(Entries provided begins)

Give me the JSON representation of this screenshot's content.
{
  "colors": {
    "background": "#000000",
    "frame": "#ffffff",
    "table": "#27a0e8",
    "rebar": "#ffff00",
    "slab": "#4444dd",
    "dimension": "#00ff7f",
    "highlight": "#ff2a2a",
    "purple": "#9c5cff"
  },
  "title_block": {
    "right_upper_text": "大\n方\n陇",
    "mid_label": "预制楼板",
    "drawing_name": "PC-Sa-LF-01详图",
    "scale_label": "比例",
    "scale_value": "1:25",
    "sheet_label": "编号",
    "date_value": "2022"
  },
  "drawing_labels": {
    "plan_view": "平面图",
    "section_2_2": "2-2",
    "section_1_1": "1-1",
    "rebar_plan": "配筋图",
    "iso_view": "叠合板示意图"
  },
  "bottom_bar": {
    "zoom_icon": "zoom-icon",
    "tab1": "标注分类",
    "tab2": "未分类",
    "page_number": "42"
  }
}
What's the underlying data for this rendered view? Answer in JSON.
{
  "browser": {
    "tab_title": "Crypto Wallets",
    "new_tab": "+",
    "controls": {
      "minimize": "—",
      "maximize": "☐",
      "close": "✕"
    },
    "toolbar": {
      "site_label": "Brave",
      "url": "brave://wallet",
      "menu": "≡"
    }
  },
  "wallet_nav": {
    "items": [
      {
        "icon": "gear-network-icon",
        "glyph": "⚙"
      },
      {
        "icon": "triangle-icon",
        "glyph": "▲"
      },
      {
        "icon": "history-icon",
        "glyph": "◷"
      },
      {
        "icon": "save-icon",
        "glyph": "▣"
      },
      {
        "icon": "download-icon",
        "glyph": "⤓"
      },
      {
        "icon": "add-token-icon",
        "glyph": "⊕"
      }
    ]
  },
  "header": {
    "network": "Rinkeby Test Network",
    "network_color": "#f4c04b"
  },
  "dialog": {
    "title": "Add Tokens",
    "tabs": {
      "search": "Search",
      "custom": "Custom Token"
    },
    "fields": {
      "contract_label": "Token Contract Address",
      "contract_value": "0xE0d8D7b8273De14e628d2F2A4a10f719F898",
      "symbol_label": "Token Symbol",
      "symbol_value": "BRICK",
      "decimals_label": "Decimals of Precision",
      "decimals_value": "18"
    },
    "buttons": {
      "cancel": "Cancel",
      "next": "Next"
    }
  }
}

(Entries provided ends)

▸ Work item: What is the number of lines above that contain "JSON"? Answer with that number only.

▸ Answer area: 2